The Little Tucker Act does not give district courts jurisdiction for contract claims exceeding $10,000, and does not give district courts jurisdiction for claims covered by sections 8(g)(1) and 10(a)(1) of the Contract Disputes Act. Id. The district court does not have jurisdiction over Plaintiff's claims under the Little Tucker Act because (1) his claims of damages due to the alleged breach of contract are over $2 million - far exceeding the $10,000 limit; and 2) his claims arise, if at all, under section 10(a)(1) of the Contract Disputes Act, 41 U.S.C. § 609(a)(1). For these reasons, the Court dismisses Plaintiff's first cause of action.
Plaintiff's second cause of action also fails because claims against the United States for fraud by a federal officer are absolutely barred. Claims arising out of misrepresentation or deceit are excluded from the Federal Tort Claims Act. See 28 U.S.C. § 2680 (h)(listing as a specific exemptions that the United States cannot be sued for, including "misrepresentation, deceit, or interference with contract rights." ); Moon v. Takiski, 501 F.2d 389, 390 (9th Cir. 1974). Here, Plaintiff states that "fraud is defined and describes the mistake in the form of subrogation of the Plaintiff with the person who received the reward money." (Complaint at 3.) The Court interprets this claim as an alleged interference by a FBI officer in Plaintiff's contractual right to the reward money.
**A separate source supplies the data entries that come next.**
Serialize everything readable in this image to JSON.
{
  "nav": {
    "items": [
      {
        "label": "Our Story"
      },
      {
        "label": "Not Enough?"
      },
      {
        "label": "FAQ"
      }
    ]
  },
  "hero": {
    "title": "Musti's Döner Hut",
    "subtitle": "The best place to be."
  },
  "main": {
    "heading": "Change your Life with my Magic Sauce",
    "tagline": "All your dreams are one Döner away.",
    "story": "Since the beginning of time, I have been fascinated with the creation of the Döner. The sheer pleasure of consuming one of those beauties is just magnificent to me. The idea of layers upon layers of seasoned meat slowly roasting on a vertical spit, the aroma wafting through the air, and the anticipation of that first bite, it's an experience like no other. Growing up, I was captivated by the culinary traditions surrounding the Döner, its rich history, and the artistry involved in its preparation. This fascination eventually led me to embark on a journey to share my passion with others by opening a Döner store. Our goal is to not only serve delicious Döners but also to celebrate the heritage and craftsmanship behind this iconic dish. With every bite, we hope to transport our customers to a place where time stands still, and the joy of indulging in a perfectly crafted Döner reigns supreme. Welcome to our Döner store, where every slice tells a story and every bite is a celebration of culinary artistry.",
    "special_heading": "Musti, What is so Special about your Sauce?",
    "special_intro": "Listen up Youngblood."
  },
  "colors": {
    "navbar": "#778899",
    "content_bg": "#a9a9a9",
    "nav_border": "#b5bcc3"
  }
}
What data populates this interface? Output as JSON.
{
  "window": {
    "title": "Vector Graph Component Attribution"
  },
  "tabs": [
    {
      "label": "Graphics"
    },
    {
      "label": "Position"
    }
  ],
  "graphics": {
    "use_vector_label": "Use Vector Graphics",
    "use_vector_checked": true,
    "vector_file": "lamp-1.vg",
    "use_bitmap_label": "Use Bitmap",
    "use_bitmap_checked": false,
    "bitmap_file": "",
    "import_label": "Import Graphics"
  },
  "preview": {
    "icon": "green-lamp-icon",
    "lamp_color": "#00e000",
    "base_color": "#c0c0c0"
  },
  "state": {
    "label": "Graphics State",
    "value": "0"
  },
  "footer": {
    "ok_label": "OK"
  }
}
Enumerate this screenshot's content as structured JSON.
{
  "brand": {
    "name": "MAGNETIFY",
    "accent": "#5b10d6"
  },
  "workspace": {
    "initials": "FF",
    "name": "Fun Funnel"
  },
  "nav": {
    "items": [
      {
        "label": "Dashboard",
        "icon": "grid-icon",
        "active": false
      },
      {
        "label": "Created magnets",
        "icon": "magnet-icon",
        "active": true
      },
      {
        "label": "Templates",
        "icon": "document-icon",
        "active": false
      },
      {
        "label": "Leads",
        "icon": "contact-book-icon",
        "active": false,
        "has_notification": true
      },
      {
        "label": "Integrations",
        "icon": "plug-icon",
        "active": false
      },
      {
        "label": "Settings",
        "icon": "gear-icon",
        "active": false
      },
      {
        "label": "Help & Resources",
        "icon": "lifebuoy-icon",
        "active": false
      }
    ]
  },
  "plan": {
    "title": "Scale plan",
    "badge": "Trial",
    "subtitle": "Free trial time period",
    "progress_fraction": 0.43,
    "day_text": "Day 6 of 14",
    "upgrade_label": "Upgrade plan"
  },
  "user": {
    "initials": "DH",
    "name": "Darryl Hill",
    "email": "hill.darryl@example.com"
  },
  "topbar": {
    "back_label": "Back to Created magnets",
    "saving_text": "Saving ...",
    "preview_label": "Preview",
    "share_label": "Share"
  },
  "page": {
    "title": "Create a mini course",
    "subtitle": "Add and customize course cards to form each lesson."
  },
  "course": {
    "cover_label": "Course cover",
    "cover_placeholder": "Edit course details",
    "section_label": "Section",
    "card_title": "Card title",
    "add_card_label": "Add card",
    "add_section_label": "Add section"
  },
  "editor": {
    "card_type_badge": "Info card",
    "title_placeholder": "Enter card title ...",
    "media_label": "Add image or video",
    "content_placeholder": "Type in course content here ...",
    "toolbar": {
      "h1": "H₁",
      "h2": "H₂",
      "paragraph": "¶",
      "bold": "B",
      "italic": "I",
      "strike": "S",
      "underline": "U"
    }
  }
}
As previously stated, the Federal Tort Claims act bars such claims against the U.S. government for interference in contract rights. As such, Plaintiff's cause of action for fraud fails. To the extent that Plaintiff has named individuals under the Federal Tort Claims Act claim for fraud, the Court further finds that the only proper defendant in such action is the U.S. government. Allen v. Veterans Administration, 749 F.2d 1386, 1388 (9th Cir. 1984). Accordingly, the Court finds that Plaintiff has improperly named individuals in this claim and therefore dismisses all named Defendants except the U.S. government.
Plaintiff's third and final cause of action for bad faith fails to state a claim. To determine the adequacy of a complaint, conclusory allegations are disregarded, and a court is to ask whether well-pled factual allegations plausibly suggest that Plaintiff is entitled to relieve. Iqbal, 129 S. Ct. at 1950. Plaintiff's claim states that bad faith is "the rude behavior in the form of Duty Agent repeatedly hanging up the phone when Plaintiff tried to gather information on the James Whitey Bulger case." (Complaint at 3.)
This claim is neither well-pled or plausible. To withstand a motion to dismiss, a complaint "must contain something more...than...a statement of facts that merely creates a suspicion [of] a legally cognizable right of action.'" Armstrong v. Sexson, 2007 WL 2288297 (E.D. Cal. August 8, 2007), quoting Twombly, 550 U.S. at 55. Rather, a complaint must "plausibly" show a valid claim. Id. at 557. The Court finds scant supporting facts or evidence on the face of Plaintiff's complaint to support a claim for bad faith. The Court therefore dismisses Plaintiff's claim for bad faith.
For the foregoing reasons, the Court hereby DISMISSES WITH PREJUDICE Plaintiff's first and second causes of action. The Court DISMISSES WITHOUT PREJUDICE Plaintiff's third cause of action. Furthermore, the Court ...